In your reply, write out each entry exactly as given.
━━━━━━━━━━━━━━━━━━━━━━━━━━━━━━
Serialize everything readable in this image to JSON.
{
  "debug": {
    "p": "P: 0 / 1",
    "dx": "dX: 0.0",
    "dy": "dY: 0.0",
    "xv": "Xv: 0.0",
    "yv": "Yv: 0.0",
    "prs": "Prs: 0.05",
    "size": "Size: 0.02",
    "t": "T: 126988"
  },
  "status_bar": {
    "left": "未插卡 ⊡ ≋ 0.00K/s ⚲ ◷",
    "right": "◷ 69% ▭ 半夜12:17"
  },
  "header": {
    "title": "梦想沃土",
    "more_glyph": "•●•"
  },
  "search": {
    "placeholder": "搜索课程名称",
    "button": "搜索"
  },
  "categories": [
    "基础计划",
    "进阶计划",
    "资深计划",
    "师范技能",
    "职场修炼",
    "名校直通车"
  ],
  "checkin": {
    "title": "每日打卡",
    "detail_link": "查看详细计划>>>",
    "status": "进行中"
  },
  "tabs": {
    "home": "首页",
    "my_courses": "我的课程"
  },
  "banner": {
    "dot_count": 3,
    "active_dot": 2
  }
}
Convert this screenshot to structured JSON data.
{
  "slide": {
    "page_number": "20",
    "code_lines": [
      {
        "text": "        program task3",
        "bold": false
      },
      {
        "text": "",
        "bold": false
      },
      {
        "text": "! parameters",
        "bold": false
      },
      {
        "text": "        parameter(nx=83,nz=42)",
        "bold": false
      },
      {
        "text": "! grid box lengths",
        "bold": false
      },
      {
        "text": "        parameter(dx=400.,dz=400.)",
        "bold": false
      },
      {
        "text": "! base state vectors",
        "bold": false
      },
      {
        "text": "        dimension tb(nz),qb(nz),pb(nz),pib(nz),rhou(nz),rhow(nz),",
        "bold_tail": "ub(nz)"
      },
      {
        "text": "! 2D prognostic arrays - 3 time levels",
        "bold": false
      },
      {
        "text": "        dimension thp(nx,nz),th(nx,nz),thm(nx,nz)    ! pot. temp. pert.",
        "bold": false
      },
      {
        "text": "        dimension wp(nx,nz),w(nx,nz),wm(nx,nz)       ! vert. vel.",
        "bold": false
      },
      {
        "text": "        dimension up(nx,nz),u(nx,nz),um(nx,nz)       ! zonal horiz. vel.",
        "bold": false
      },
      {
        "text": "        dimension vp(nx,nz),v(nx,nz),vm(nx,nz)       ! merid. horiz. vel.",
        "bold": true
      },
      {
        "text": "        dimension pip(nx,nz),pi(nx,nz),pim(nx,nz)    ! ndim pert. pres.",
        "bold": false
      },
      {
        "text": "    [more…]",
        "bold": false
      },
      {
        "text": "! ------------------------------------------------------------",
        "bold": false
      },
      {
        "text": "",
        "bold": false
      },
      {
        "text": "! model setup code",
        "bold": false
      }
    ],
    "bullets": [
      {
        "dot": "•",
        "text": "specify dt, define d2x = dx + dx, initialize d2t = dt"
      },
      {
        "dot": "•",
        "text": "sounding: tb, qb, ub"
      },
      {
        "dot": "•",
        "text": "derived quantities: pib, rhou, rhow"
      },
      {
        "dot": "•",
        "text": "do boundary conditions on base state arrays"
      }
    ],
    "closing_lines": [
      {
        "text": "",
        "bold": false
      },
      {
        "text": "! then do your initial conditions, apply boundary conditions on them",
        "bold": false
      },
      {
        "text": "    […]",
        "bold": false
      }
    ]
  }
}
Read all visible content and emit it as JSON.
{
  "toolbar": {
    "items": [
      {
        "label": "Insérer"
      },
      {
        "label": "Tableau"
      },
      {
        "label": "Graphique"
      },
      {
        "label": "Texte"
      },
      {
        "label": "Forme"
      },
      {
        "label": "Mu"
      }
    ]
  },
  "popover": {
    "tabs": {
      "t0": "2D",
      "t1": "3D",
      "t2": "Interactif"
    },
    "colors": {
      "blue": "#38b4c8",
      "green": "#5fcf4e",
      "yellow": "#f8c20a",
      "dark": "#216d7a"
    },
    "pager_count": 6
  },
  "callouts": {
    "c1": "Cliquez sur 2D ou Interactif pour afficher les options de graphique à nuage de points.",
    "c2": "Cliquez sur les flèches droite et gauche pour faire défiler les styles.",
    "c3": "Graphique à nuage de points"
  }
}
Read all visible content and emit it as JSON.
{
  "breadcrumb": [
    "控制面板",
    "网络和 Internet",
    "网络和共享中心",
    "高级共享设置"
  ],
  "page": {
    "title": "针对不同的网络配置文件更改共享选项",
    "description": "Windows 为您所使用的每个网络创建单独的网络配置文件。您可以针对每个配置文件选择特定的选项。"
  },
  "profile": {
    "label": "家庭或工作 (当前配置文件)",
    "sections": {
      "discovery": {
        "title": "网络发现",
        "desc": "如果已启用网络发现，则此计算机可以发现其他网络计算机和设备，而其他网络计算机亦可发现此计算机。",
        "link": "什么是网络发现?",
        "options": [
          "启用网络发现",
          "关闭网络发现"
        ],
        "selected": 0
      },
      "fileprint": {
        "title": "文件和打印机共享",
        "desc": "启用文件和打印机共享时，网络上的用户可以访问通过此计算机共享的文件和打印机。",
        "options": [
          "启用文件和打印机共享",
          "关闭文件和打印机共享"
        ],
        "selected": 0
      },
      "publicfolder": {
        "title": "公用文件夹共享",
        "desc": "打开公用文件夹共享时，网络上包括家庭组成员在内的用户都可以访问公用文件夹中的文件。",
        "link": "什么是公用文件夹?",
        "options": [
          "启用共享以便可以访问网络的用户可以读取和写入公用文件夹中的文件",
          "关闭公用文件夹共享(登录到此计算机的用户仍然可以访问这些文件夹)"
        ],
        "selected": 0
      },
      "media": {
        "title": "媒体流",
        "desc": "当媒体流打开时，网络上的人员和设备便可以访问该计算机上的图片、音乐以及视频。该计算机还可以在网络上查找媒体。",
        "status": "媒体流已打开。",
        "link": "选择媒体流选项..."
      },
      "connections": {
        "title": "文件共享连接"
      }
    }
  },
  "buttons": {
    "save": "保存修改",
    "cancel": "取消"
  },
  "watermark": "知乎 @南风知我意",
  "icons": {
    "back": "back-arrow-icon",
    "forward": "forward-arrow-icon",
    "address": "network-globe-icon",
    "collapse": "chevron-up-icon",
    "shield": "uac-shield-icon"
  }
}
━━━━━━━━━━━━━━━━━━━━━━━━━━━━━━
■ **SOLUTION TO THE EXERCISE**:
Serialize everything readable in this image to JSON.
{
  "debug": {
    "p": "P: 0 / 1",
    "dx": "dX: 0.0",
    "dy": "dY: 0.0",
    "xv": "Xv: 0.0",
    "yv": "Yv: 0.0",
    "prs": "Prs: 0.05",
    "size": "Size: 0.02",
    "t": "T: 126988"
  },
  "status_bar": {
    "left": "未插卡 ⊡ ≋ 0.00K/s ⚲ ◷",
    "right": "◷ 69% ▭ 半夜12:17"
  },
  "header": {
    "title": "梦想沃土",
    "more_glyph": "•●•"
  },
  "search": {
    "placeholder": "搜索课程名称",
    "button": "搜索"
  },
  "categories": [
    "基础计划",
    "进阶计划",
    "资深计划",
    "师范技能",
    "职场修炼",
    "名校直通车"
  ],
  "checkin": {
    "title": "每日打卡",
    "detail_link": "查看详细计划>>>",
    "status": "进行中"
  },
  "tabs": {
    "home": "首页",
    "my_courses": "我的课程"
  },
  "banner": {
    "dot_count": 3,
    "active_dot": 2
  }
}
Convert this screenshot to structured JSON data.
{
  "slide": {
    "page_number": "20",
    "code_lines": [
      {
        "text": "        program task3",
        "bold": false
      },
      {
        "text": "",
        "bold": false
      },
      {
        "text": "! parameters",
        "bold": false
      },
      {
        "text": "        parameter(nx=83,nz=42)",
        "bold": false
      },
      {
        "text": "! grid box lengths",
        "bold": false
      },
      {
        "text": "        parameter(dx=400.,dz=400.)",
        "bold": false
      },
      {
        "text": "! base state vectors",
        "bold": false
      },
      {
        "text": "        dimension tb(nz),qb(nz),pb(nz),pib(nz),rhou(nz),rhow(nz),",
        "bold_tail": "ub(nz)"
      },
      {
        "text": "! 2D prognostic arrays - 3 time levels",
        "bold": false
      },
      {
        "text": "        dimension thp(nx,nz),th(nx,nz),thm(nx,nz)    ! pot. temp. pert.",
        "bold": false
      },
      {
        "text": "        dimension wp(nx,nz),w(nx,nz),wm(nx,nz)       ! vert. vel.",
        "bold": false
      },
      {
        "text": "        dimension up(nx,nz),u(nx,nz),um(nx,nz)       ! zonal horiz. vel.",
        "bold": false
      },
      {
        "text": "        dimension vp(nx,nz),v(nx,nz),vm(nx,nz)       ! merid. horiz. vel.",
        "bold": true
      },
      {
        "text": "        dimension pip(nx,nz),pi(nx,nz),pim(nx,nz)    ! ndim pert. pres.",
        "bold": false
      },
      {
        "text": "    [more…]",
        "bold": false
      },
      {
        "text": "! ------------------------------------------------------------",
        "bold": false
      },
      {
        "text": "",
        "bold": false
      },
      {
        "text": "! model setup code",
        "bold": false
      }
    ],
    "bullets": [
      {
        "dot": "•",
        "text": "specify dt, define d2x = dx + dx, initialize d2t = dt"
      },
      {
        "dot": "•",
        "text": "sounding: tb, qb, ub"
      },
      {
        "dot": "•",
        "text": "derived quantities: pib, rhou, rhow"
      },
      {
        "dot": "•",
        "text": "do boundary conditions on base state arrays"
      }
    ],
    "closing_lines": [
      {
        "text": "",
        "bold": false
      },
      {
        "text": "! then do your initial conditions, apply boundary conditions on them",
        "bold": false
      },
      {
        "text": "    […]",
        "bold": false
      }
    ]
  }
}
Read all visible content and emit it as JSON.
{
  "toolbar": {
    "items": [
      {
        "label": "Insérer"
      },
      {
        "label": "Tableau"
      },
      {
        "label": "Graphique"
      },
      {
        "label": "Texte"
      },
      {
        "label": "Forme"
      },
      {
        "label": "Mu"
      }
    ]
  },
  "popover": {
    "tabs": {
      "t0": "2D",
      "t1": "3D",
      "t2": "Interactif"
    },
    "colors": {
      "blue": "#38b4c8",
      "green": "#5fcf4e",
      "yellow": "#f8c20a",
      "dark": "#216d7a"
    },
    "pager_count": 6
  },
  "callouts": {
    "c1": "Cliquez sur 2D ou Interactif pour afficher les options de graphique à nuage de points.",
    "c2": "Cliquez sur les flèches droite et gauche pour faire défiler les styles.",
    "c3": "Graphique à nuage de points"
  }
}
Read all visible content and emit it as JSON.
{
  "breadcrumb": [
    "控制面板",
    "网络和 Internet",
    "网络和共享中心",
    "高级共享设置"
  ],
  "page": {
    "title": "针对不同的网络配置文件更改共享选项",
    "description": "Windows 为您所使用的每个网络创建单独的网络配置文件。您可以针对每个配置文件选择特定的选项。"
  },
  "profile": {
    "label": "家庭或工作 (当前配置文件)",
    "sections": {
      "discovery": {
        "title": "网络发现",
        "desc": "如果已启用网络发现，则此计算机可以发现其他网络计算机和设备，而其他网络计算机亦可发现此计算机。",
        "link": "什么是网络发现?",
        "options": [
          "启用网络发现",
          "关闭网络发现"
        ],
        "selected": 0
      },
      "fileprint": {
        "title": "文件和打印机共享",
        "desc": "启用文件和打印机共享时，网络上的用户可以访问通过此计算机共享的文件和打印机。",
        "options": [
          "启用文件和打印机共享",
          "关闭文件和打印机共享"
        ],
        "selected": 0
      },
      "publicfolder": {
        "title": "公用文件夹共享",
        "desc": "打开公用文件夹共享时，网络上包括家庭组成员在内的用户都可以访问公用文件夹中的文件。",
        "link": "什么是公用文件夹?",
        "options": [
          "启用共享以便可以访问网络的用户可以读取和写入公用文件夹中的文件",
          "关闭公用文件夹共享(登录到此计算机的用户仍然可以访问这些文件夹)"
        ],
        "selected": 0
      },
      "media": {
        "title": "媒体流",
        "desc": "当媒体流打开时，网络上的人员和设备便可以访问该计算机上的图片、音乐以及视频。该计算机还可以在网络上查找媒体。",
        "status": "媒体流已打开。",
        "link": "选择媒体流选项..."
      },
      "connections": {
        "title": "文件共享连接"
      }
    }
  },
  "buttons": {
    "save": "保存修改",
    "cancel": "取消"
  },
  "watermark": "知乎 @南风知我意",
  "icons": {
    "back": "back-arrow-icon",
    "forward": "forward-arrow-icon",
    "address": "network-globe-icon",
    "collapse": "chevron-up-icon",
    "shield": "uac-shield-icon"
  }
}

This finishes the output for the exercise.